Botanical Name: Aspidistra elatior
As its common name suggests, Cast Iron Plant is tough. It will survive low light, infrequent watering and extreme heat that would be deadly to most plants.
In fact, it practically thrives on neglect. Don't overwater -- it doesn't like soggy soil. And don't repot it very often -- it doesn't like to be disturbed. Respect its Greta Garbo attitude and it will do just fine.
This plant grows slowly in a clump of 6-inch (15 cm) stems with glossy, dark-green leaves growing 24 inches (60 cm) long and 4 inches (10 cm) wide. You can keep those shiny leaves dust-free by wiping them with a damp cloth. It won't really mind the dust, but you might.
Many named varieties are available. 'Starry Night' has leaves speckled with yellow, 'Milky Way' is speckled with white, and 'Variegata' has creamy stripes down the leaves.
Small, unattractive, purplish-brown flowers may appear at the plant's base in spring. But, don't expect them. Flowers don't appear often, and they're hardly noticeable.
Split and damaged leaves may be caused by too much fertilizer. If leaves are starting to split, skip feeding for a month, then resume feeding with a diluted amount. You can cut off badly damaged leaves at the soil level. It's also a good idea to flush the soluble salts that build up in the soil from fertilizers. Fortunately, getting rid of excess salts is easy. Here's how:

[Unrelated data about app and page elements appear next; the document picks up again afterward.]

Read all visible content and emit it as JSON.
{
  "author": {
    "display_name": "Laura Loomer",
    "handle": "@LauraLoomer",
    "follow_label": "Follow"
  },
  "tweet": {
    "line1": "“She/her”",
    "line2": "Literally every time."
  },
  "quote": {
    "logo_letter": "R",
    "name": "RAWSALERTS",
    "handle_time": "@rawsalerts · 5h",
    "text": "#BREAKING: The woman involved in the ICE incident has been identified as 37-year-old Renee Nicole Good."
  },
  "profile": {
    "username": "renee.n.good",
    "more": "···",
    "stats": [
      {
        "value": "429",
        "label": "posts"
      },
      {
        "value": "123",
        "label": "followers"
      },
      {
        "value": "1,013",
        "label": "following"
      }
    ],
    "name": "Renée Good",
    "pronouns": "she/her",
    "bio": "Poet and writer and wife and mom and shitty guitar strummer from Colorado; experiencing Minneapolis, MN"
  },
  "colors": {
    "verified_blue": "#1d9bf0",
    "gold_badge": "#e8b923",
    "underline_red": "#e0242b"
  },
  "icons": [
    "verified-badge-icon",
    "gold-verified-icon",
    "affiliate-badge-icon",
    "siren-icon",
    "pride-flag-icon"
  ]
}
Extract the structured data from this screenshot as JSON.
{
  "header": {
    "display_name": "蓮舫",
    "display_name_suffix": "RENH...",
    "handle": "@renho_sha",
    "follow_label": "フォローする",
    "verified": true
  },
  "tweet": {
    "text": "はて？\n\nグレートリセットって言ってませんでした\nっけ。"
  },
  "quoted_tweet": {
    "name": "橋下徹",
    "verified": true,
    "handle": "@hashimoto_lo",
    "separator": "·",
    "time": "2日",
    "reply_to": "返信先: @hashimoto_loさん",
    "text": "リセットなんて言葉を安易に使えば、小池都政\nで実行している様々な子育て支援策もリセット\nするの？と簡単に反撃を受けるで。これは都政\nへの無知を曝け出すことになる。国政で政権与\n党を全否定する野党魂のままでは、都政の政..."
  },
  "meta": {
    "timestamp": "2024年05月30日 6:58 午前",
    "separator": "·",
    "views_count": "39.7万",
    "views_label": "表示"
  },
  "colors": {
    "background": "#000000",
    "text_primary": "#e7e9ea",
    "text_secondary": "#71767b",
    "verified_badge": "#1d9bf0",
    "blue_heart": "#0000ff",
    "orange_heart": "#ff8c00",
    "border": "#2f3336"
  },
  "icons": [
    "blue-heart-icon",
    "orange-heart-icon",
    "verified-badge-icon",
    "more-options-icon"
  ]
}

Watch for spider mites that may invade this plant. They're attracted to indoor plants, especially during the winter when humidity is low. You'll first notice their faint webbing between leaves. Treat any infestation immediately.
Cast Iron Plant is evergreen and makes a beautiful, easy-care house plant year-round. Best of all, you'll enjoy it for many years.
Height: Up to 3 feet (90 cm).
Light: Low to moderate light. No direct sun. Direct sunlight can cause brown scorched marks on leaves.
Water: In spring and summer, water thoroughly, but allow soil to dry out before watering. Water less in fall and winter when growth is slower. Yellow leaves are often a sign of overwatering.
Humidity: Average (around 40% relative humidity). Will tolerate dry air, but keep plant out of drafts and away from heat/AC vents.
Temperature: Adaptable to changing temperatures ranging from 50-85°F/10-29°C
Soil: Any all-purpose potting mix
Fertilizer: Feed monthly spring and summer with a balanced liquid fertilizer diluted by half. Do not feed at all in fall and winter, as plants grow very little during this time.
Propagation: Divide in spring only when it gets overcrowded in its pot. A slow-grower, it probably won't need divided more often than every 5 years. It's best to remove new shoots (with roots attached) and pot them separately than to repot an old plant.